--- START ---
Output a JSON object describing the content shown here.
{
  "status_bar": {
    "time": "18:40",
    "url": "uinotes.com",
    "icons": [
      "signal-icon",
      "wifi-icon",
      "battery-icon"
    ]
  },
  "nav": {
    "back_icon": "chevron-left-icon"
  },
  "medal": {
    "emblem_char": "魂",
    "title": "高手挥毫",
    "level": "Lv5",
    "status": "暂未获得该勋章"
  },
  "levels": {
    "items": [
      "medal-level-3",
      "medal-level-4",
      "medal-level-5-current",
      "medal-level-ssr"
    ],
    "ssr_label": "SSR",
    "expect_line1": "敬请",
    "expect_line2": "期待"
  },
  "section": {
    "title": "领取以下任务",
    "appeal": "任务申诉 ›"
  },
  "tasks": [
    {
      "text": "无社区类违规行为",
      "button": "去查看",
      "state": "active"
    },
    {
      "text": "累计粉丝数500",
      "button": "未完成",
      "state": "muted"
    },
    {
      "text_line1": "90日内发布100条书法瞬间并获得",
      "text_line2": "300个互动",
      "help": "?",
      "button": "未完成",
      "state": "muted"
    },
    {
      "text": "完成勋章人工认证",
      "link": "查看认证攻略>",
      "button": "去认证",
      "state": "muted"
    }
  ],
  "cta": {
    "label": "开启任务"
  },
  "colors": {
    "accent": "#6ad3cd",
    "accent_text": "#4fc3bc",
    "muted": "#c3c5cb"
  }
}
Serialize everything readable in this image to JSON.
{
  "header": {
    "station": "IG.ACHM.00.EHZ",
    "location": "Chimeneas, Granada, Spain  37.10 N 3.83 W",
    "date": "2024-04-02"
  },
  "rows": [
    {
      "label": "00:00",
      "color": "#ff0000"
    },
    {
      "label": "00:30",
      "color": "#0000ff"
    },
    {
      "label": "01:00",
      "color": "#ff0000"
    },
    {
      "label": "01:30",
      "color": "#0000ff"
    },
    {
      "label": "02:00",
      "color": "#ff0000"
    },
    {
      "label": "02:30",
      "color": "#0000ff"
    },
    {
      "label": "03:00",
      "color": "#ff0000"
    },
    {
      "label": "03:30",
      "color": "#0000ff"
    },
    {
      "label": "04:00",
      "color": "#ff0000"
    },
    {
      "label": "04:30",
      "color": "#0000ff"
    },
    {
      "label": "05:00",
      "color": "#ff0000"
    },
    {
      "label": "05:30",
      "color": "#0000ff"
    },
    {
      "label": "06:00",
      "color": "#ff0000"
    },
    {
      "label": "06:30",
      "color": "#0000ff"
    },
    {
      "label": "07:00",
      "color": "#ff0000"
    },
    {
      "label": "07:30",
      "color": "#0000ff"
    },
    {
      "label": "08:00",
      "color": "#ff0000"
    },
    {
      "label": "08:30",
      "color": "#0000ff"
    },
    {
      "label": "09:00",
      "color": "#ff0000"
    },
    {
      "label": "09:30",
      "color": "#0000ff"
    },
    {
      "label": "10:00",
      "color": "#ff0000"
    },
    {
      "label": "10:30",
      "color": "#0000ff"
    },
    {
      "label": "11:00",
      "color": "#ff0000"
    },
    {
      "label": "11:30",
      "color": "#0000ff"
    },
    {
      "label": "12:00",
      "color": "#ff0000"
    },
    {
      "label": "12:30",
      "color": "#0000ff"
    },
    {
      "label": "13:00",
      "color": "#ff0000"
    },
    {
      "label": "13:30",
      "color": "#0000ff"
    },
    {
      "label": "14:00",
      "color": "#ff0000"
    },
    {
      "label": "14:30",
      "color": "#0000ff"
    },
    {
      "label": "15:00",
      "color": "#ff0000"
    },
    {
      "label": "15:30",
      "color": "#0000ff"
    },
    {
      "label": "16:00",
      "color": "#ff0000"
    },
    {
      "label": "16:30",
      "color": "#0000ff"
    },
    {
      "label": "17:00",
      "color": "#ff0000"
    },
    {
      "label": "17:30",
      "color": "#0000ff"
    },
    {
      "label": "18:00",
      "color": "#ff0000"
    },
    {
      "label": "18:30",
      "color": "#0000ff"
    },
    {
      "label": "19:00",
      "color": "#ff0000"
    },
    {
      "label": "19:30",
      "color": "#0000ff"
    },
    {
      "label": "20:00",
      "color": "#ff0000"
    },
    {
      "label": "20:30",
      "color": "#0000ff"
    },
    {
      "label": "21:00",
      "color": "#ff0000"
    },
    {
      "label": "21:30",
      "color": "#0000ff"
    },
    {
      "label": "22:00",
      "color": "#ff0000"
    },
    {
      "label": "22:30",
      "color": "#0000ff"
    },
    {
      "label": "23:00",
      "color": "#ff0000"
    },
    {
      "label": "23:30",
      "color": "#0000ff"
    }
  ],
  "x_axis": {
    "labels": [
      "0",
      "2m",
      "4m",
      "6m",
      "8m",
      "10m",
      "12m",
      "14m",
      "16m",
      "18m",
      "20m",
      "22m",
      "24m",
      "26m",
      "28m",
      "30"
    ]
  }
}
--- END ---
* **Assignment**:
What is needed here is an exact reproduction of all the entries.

* **Reply**:
Output a JSON object describing the content shown here.
{
  "status_bar": {
    "time": "18:40",
    "url": "uinotes.com",
    "icons": [
      "signal-icon",
      "wifi-icon",
      "battery-icon"
    ]
  },
  "nav": {
    "back_icon": "chevron-left-icon"
  },
  "medal": {
    "emblem_char": "魂",
    "title": "高手挥毫",
    "level": "Lv5",
    "status": "暂未获得该勋章"
  },
  "levels": {
    "items": [
      "medal-level-3",
      "medal-level-4",
      "medal-level-5-current",
      "medal-level-ssr"
    ],
    "ssr_label": "SSR",
    "expect_line1": "敬请",
    "expect_line2": "期待"
  },
  "section": {
    "title": "领取以下任务",
    "appeal": "任务申诉 ›"
  },
  "tasks": [
    {
      "text": "无社区类违规行为",
      "button": "去查看",
      "state": "active"
    },
    {
      "text": "累计粉丝数500",
      "button": "未完成",
      "state": "muted"
    },
    {
      "text_line1": "90日内发布100条书法瞬间并获得",
      "text_line2": "300个互动",
      "help": "?",
      "button": "未完成",
      "state": "muted"
    },
    {
      "text": "完成勋章人工认证",
      "link": "查看认证攻略>",
      "button": "去认证",
      "state": "muted"
    }
  ],
  "cta": {
    "label": "开启任务"
  },
  "colors": {
    "accent": "#6ad3cd",
    "accent_text": "#4fc3bc",
    "muted": "#c3c5cb"
  }
}
Serialize everything readable in this image to JSON.
{
  "header": {
    "station": "IG.ACHM.00.EHZ",
    "location": "Chimeneas, Granada, Spain  37.10 N 3.83 W",
    "date": "2024-04-02"
  },
  "rows": [
    {
      "label": "00:00",
      "color": "#ff0000"
    },
    {
      "label": "00:30",
      "color": "#0000ff"
    },
    {
      "label": "01:00",
      "color": "#ff0000"
    },
    {
      "label": "01:30",
      "color": "#0000ff"
    },
    {
      "label": "02:00",
      "color": "#ff0000"
    },
    {
      "label": "02:30",
      "color": "#0000ff"
    },
    {
      "label": "03:00",
      "color": "#ff0000"
    },
    {
      "label": "03:30",
      "color": "#0000ff"
    },
    {
      "label": "04:00",
      "color": "#ff0000"
    },
    {
      "label": "04:30",
      "color": "#0000ff"
    },
    {
      "label": "05:00",
      "color": "#ff0000"
    },
    {
      "label": "05:30",
      "color": "#0000ff"
    },
    {
      "label": "06:00",
      "color": "#ff0000"
    },
    {
      "label": "06:30",
      "color": "#0000ff"
    },
    {
      "label": "07:00",
      "color": "#ff0000"
    },
    {
      "label": "07:30",
      "color": "#0000ff"
    },
    {
      "label": "08:00",
      "color": "#ff0000"
    },
    {
      "label": "08:30",
      "color": "#0000ff"
    },
    {
      "label": "09:00",
      "color": "#ff0000"
    },
    {
      "label": "09:30",
      "color": "#0000ff"
    },
    {
      "label": "10:00",
      "color": "#ff0000"
    },
    {
      "label": "10:30",
      "color": "#0000ff"
    },
    {
      "label": "11:00",
      "color": "#ff0000"
    },
    {
      "label": "11:30",
      "color": "#0000ff"
    },
    {
      "label": "12:00",
      "color": "#ff0000"
    },
    {
      "label": "12:30",
      "color": "#0000ff"
    },
    {
      "label": "13:00",
      "color": "#ff0000"
    },
    {
      "label": "13:30",
      "color": "#0000ff"
    },
    {
      "label": "14:00",
      "color": "#ff0000"
    },
    {
      "label": "14:30",
      "color": "#0000ff"
    },
    {
      "label": "15:00",
      "color": "#ff0000"
    },
    {
      "label": "15:30",
      "color": "#0000ff"
    },
    {
      "label": "16:00",
      "color": "#ff0000"
    },
    {
      "label": "16:30",
      "color": "#0000ff"
    },
    {
      "label": "17:00",
      "color": "#ff0000"
    },
    {
      "label": "17:30",
      "color": "#0000ff"
    },
    {
      "label": "18:00",
      "color": "#ff0000"
    },
    {
      "label": "18:30",
      "color": "#0000ff"
    },
    {
      "label": "19:00",
      "color": "#ff0000"
    },
    {
      "label": "19:30",
      "color": "#0000ff"
    },
    {
      "label": "20:00",
      "color": "#ff0000"
    },
    {
      "label": "20:30",
      "color": "#0000ff"
    },
    {
      "label": "21:00",
      "color": "#ff0000"
    },
    {
      "label": "21:30",
      "color": "#0000ff"
    },
    {
      "label": "22:00",
      "color": "#ff0000"
    },
    {
      "label": "22:30",
      "color": "#0000ff"
    },
    {
      "label": "23:00",
      "color": "#ff0000"
    },
    {
      "label": "23:30",
      "color": "#0000ff"
    }
  ],
  "x_axis": {
    "labels": [
      "0",
      "2m",
      "4m",
      "6m",
      "8m",
      "10m",
      "12m",
      "14m",
      "16m",
      "18m",
      "20m",
      "22m",
      "24m",
      "26m",
      "28m",
      "30"
    ]
  }
}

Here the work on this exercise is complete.